I'm waiting for hand-to-hand combat matches between writer and subject of writer's article. Until then, I will be a bit bored. Of course, a nice letter from the subject to the editor refuting all the writer's dastardly charges (and mediocre descriptive abilities) is always nice to read (for now). But I suppose it's a little too hum-drum for this interactive world of ours.

Pam the PR Proxy

somebody mentioned spin - there are entire public relations efforts to turn stories at every level. There's nothing like being interviewed, seeing the article, then getting another chance to respond to the charges, does the write get a chance to reply back? bring on the combat matches (per Rita)


I'm not exactly sure if it's the journalist's intention or not, but almost every time I read an article mentioning me or something I am fairly knowledgeable about, it's guaranteed that there will be at least one misquote or factual error. This new commenting feature will surely help not only the subject (by allowing a *more visible* forum to clarify certain points of the article) and the public (by preventing the spread of misinformation), but also the journalist (by requiring a more strict adherence to the truth and increasing credibility).

Matt Rose

Of course the subject of the article will be biased.
But if we know it is the subject writing comments, then we know their bias.
When we know where the author is coming from there is no mystery what the bias is.


I like the idea of letting the subject weight in, but their comments should be put in perspective. #11 above hit the nail on the head.

"Why should we think that the subject has any more interest in the truth than the Journalist? I imagine that for every journalist who gets something wrong, there is a subject trying to distort the facts in their own favor."

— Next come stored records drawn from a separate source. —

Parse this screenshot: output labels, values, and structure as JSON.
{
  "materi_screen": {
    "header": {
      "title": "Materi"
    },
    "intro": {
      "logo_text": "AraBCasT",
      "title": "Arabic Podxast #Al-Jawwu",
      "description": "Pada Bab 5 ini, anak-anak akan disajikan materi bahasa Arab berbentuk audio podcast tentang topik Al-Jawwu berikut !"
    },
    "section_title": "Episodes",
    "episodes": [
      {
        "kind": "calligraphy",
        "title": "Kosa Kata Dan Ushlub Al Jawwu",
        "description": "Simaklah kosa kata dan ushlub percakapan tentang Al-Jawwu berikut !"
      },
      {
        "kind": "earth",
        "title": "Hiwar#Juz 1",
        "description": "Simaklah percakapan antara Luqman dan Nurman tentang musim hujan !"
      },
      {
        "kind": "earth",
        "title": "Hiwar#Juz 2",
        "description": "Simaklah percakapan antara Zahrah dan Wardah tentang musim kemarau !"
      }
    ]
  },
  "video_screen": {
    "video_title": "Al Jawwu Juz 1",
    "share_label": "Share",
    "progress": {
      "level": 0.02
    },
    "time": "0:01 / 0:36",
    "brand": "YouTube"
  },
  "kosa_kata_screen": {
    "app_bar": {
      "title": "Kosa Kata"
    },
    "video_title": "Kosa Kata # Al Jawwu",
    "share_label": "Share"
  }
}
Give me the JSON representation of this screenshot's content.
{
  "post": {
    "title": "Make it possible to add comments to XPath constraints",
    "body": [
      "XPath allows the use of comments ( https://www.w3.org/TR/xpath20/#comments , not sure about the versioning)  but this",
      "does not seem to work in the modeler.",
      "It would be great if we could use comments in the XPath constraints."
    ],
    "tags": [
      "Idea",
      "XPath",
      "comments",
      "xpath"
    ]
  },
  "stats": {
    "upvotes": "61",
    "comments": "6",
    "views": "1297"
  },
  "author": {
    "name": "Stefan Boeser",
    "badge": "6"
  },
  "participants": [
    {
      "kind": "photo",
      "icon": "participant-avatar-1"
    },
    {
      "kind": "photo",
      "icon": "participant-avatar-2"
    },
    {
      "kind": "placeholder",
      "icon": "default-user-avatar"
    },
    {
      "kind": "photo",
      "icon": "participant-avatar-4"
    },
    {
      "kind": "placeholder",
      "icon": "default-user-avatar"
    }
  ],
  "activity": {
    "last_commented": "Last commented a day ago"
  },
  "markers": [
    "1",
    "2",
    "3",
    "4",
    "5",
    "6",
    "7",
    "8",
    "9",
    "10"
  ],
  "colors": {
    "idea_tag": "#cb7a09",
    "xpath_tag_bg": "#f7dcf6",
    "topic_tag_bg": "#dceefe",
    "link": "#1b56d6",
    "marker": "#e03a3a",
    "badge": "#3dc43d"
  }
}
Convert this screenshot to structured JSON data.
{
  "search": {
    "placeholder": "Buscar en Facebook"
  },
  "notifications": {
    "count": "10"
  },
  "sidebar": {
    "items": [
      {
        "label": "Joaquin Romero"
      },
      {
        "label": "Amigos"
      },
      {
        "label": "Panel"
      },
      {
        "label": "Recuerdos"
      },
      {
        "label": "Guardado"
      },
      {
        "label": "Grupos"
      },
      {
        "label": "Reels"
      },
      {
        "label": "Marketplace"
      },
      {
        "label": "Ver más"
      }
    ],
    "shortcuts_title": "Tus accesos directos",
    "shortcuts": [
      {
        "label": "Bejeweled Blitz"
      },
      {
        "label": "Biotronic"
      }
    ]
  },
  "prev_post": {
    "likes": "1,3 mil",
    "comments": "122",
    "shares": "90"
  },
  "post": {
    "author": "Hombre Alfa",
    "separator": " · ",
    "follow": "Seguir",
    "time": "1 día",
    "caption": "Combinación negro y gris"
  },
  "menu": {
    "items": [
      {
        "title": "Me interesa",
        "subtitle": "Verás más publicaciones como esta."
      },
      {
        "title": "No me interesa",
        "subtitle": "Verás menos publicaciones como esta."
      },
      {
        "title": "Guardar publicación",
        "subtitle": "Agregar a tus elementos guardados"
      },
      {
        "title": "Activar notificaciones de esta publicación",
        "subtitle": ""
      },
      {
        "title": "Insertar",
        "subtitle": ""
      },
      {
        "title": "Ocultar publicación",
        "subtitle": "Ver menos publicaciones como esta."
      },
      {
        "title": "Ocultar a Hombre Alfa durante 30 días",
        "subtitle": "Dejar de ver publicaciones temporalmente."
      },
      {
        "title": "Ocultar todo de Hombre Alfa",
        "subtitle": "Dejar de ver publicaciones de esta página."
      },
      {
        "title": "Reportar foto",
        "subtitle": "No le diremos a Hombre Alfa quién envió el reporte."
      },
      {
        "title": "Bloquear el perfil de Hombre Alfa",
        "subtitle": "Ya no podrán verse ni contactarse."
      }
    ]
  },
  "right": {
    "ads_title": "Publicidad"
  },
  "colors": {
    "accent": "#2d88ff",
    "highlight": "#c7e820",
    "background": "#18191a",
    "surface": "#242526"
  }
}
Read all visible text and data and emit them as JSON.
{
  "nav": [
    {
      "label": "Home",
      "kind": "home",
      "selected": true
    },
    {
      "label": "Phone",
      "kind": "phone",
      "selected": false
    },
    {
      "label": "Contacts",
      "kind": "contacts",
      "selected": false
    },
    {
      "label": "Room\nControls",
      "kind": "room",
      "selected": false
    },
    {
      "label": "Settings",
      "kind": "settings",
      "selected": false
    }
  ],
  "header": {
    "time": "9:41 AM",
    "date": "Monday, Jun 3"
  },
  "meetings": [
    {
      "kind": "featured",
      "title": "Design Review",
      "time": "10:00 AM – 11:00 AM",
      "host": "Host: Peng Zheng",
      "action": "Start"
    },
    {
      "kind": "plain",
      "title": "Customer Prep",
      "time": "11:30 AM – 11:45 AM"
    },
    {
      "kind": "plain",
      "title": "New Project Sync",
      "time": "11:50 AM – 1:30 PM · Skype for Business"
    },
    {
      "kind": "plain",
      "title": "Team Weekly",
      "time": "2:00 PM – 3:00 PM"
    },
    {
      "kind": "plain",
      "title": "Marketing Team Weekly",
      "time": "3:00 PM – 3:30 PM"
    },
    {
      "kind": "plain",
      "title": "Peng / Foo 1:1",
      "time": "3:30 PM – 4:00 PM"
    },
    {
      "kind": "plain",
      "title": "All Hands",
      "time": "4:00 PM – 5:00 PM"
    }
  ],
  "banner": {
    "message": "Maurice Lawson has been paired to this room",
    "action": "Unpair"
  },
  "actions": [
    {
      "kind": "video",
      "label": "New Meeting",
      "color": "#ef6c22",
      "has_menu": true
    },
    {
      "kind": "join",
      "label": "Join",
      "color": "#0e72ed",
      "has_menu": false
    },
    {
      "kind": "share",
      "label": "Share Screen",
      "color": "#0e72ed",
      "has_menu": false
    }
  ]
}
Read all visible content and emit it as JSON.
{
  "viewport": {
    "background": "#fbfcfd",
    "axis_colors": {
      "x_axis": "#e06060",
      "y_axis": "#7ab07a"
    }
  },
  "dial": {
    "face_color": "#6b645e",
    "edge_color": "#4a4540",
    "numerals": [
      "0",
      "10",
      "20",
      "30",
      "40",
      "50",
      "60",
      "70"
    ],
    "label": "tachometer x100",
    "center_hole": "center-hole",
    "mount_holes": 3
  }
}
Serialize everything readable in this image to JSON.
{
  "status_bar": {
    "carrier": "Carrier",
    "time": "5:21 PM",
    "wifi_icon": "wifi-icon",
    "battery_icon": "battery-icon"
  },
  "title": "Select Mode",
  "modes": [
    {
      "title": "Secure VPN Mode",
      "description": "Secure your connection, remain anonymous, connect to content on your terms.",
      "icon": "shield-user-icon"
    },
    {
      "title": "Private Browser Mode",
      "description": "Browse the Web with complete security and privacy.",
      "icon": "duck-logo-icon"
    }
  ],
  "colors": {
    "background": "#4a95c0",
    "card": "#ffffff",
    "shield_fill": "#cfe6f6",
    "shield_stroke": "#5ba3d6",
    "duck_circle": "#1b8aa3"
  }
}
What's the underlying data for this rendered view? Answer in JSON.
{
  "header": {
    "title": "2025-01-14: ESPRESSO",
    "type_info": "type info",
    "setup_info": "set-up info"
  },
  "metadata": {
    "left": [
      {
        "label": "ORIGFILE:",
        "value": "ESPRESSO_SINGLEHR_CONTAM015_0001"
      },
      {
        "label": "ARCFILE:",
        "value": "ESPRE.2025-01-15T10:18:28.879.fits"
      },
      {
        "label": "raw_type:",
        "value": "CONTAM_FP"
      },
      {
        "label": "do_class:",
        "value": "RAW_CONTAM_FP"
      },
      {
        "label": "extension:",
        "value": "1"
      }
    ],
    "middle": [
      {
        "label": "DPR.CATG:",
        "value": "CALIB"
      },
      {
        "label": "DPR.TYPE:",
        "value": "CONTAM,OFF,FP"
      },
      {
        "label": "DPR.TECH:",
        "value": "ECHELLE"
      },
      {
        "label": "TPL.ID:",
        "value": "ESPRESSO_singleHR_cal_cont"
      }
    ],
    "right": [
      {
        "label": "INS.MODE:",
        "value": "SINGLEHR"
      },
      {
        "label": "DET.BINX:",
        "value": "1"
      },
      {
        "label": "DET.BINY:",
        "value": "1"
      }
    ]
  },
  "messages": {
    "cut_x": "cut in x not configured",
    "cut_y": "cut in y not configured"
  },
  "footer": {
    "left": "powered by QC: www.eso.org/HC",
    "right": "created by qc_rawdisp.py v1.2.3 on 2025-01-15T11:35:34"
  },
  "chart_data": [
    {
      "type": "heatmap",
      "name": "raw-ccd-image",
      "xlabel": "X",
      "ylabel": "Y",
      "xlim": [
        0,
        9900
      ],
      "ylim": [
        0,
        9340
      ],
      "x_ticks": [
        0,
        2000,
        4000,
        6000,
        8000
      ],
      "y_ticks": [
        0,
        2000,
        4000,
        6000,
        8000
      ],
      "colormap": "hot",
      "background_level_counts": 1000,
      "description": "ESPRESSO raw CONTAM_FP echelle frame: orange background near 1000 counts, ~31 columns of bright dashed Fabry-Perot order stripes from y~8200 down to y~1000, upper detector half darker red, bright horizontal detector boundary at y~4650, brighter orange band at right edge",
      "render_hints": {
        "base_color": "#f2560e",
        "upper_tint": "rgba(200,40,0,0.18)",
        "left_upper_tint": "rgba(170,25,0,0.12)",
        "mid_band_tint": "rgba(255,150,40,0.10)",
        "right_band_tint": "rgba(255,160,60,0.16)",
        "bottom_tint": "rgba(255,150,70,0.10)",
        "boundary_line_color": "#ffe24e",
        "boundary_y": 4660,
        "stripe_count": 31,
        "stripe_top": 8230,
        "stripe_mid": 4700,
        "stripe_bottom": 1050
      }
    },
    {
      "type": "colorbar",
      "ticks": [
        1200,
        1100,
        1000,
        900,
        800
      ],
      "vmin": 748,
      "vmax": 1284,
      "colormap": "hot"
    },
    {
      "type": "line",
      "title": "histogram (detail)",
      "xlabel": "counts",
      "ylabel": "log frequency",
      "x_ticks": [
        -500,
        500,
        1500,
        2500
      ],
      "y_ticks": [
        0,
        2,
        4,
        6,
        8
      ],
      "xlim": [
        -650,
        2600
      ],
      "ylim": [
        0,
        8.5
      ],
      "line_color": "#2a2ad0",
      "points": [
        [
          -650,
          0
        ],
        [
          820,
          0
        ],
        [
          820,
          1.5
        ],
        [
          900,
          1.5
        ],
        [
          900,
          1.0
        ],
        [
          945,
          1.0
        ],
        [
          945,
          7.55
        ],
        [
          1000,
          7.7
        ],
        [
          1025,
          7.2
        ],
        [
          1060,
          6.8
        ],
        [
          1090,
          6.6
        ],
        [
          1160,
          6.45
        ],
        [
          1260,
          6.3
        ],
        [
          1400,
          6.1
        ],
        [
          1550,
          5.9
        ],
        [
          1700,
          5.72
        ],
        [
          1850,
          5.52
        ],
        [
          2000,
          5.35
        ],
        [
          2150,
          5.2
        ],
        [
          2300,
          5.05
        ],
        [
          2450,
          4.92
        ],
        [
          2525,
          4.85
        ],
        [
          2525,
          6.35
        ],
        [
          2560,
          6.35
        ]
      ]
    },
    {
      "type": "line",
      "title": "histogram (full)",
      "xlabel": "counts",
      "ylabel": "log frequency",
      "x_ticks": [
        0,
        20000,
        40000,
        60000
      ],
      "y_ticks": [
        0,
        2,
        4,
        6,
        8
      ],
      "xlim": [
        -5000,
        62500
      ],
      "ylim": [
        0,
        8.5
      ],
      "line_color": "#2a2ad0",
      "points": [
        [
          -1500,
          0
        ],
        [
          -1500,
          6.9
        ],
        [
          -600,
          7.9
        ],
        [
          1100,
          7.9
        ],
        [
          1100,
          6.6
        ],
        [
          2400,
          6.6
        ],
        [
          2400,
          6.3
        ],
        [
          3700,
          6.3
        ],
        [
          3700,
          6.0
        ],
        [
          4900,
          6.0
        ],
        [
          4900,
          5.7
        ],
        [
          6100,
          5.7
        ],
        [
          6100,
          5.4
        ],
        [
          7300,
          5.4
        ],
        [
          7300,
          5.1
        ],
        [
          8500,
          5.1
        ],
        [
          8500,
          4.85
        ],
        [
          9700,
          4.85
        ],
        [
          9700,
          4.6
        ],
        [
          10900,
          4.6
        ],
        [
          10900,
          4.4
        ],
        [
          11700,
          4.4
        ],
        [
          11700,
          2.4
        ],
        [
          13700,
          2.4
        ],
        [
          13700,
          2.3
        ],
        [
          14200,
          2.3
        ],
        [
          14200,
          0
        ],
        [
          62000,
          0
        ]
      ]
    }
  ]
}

Subjects are naturally looking out for their own hides. Presumably, a good journalist who wants to get the story right is more credible than the subject, who just wants to look good. On an article about big tobacco for instance, how much value should we give to the inevitable response? Bill Moyers once said, "journalism is what powerul people don't want you to know, everything else is just propoganda."